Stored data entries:
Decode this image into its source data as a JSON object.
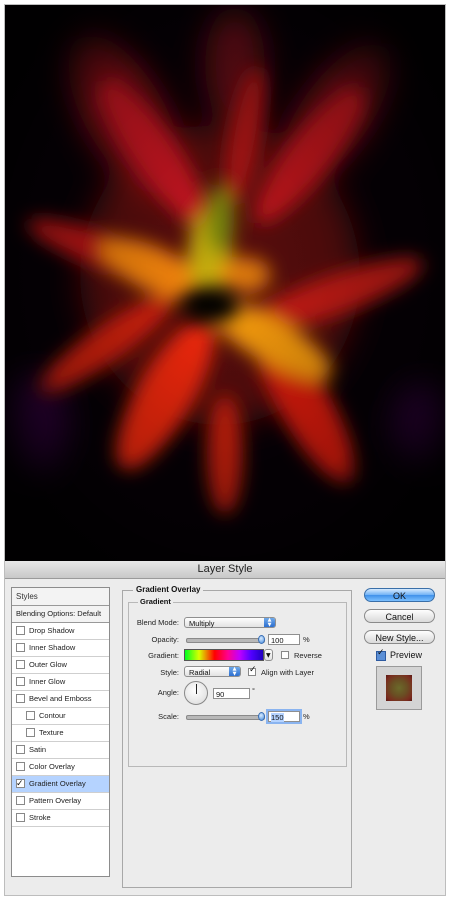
{
  "dialog": {
    "title": "Layer Style"
  },
  "styles_panel": {
    "header": "Styles",
    "blending_options": "Blending Options: Default",
    "items": [
      {
        "label": "Drop Shadow",
        "checked": false,
        "sub": false,
        "selected": false
      },
      {
        "label": "Inner Shadow",
        "checked": false,
        "sub": false,
        "selected": false
      },
      {
        "label": "Outer Glow",
        "checked": false,
        "sub": false,
        "selected": false
      },
      {
        "label": "Inner Glow",
        "checked": false,
        "sub": false,
        "selected": false
      },
      {
        "label": "Bevel and Emboss",
        "checked": false,
        "sub": false,
        "selected": false
      },
      {
        "label": "Contour",
        "checked": false,
        "sub": true,
        "selected": false
      },
      {
        "label": "Texture",
        "checked": false,
        "sub": true,
        "selected": false
      },
      {
        "label": "Satin",
        "checked": false,
        "sub": false,
        "selected": false
      },
      {
        "label": "Color Overlay",
        "checked": false,
        "sub": false,
        "selected": false
      },
      {
        "label": "Gradient Overlay",
        "checked": true,
        "sub": false,
        "selected": true
      },
      {
        "label": "Pattern Overlay",
        "checked": false,
        "sub": false,
        "selected": false
      },
      {
        "label": "Stroke",
        "checked": false,
        "sub": false,
        "selected": false
      }
    ]
  },
  "gradient_overlay": {
    "group_title": "Gradient Overlay",
    "subgroup_title": "Gradient",
    "blend_mode_label": "Blend Mode:",
    "blend_mode_value": "Multiply",
    "opacity_label": "Opacity:",
    "opacity_value": "100",
    "opacity_fraction": 1.0,
    "opacity_unit": "%",
    "gradient_label": "Gradient:",
    "reverse_label": "Reverse",
    "reverse_checked": false,
    "style_label": "Style:",
    "style_value": "Radial",
    "align_label": "Align with Layer",
    "align_checked": true,
    "angle_label": "Angle:",
    "angle_value": "90",
    "angle_unit": "°",
    "scale_label": "Scale:",
    "scale_value": "150",
    "scale_fraction": 1.0,
    "scale_unit": "%"
  },
  "buttons": {
    "ok": "OK",
    "cancel": "Cancel",
    "new_style": "New Style...",
    "preview_label": "Preview",
    "preview_checked": true
  }
}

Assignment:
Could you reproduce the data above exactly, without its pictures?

Solution to the problem:
Decode this image into its source data as a JSON object.
{
  "dialog": {
    "title": "Layer Style"
  },
  "styles_panel": {
    "header": "Styles",
    "blending_options": "Blending Options: Default",
    "items": [
      {
        "label": "Drop Shadow",
        "checked": false,
        "sub": false,
        "selected": false
      },
      {
        "label": "Inner Shadow",
        "checked": false,
        "sub": false,
        "selected": false
      },
      {
        "label": "Outer Glow",
        "checked": false,
        "sub": false,
        "selected": false
      },
      {
        "label": "Inner Glow",
        "checked": false,
        "sub": false,
        "selected": false
      },
      {
        "label": "Bevel and Emboss",
        "checked": false,
        "sub": false,
        "selected": false
      },
      {
        "label": "Contour",
        "checked": false,
        "sub": true,
        "selected": false
      },
      {
        "label": "Texture",
        "checked": false,
        "sub": true,
        "selected": false
      },
      {
        "label": "Satin",
        "checked": false,
        "sub": false,
        "selected": false
      },
      {
        "label": "Color Overlay",
        "checked": false,
        "sub": false,
        "selected": false
      },
      {
        "label": "Gradient Overlay",
        "checked": true,
        "sub": false,
        "selected": true
      },
      {
        "label": "Pattern Overlay",
        "checked": false,
        "sub": false,
        "selected": false
      },
      {
        "label": "Stroke",
        "checked": false,
        "sub": false,
        "selected": false
      }
    ]
  },
  "gradient_overlay": {
    "group_title": "Gradient Overlay",
    "subgroup_title": "Gradient",
    "blend_mode_label": "Blend Mode:",
    "blend_mode_value": "Multiply",
    "opacity_label": "Opacity:",
    "opacity_value": "100",
    "opacity_fraction": 1.0,
    "opacity_unit": "%",
    "gradient_label": "Gradient:",
    "reverse_label": "Reverse",
    "reverse_checked": false,
    "style_label": "Style:",
    "style_value": "Radial",
    "align_label": "Align with Layer",
    "align_checked": true,
    "angle_label": "Angle:",
    "angle_value": "90",
    "angle_unit": "°",
    "scale_label": "Scale:",
    "scale_value": "150",
    "scale_fraction": 1.0,
    "scale_unit": "%"
  },
  "buttons": {
    "ok": "OK",
    "cancel": "Cancel",
    "new_style": "New Style...",
    "preview_label": "Preview",
    "preview_checked": true
  }
}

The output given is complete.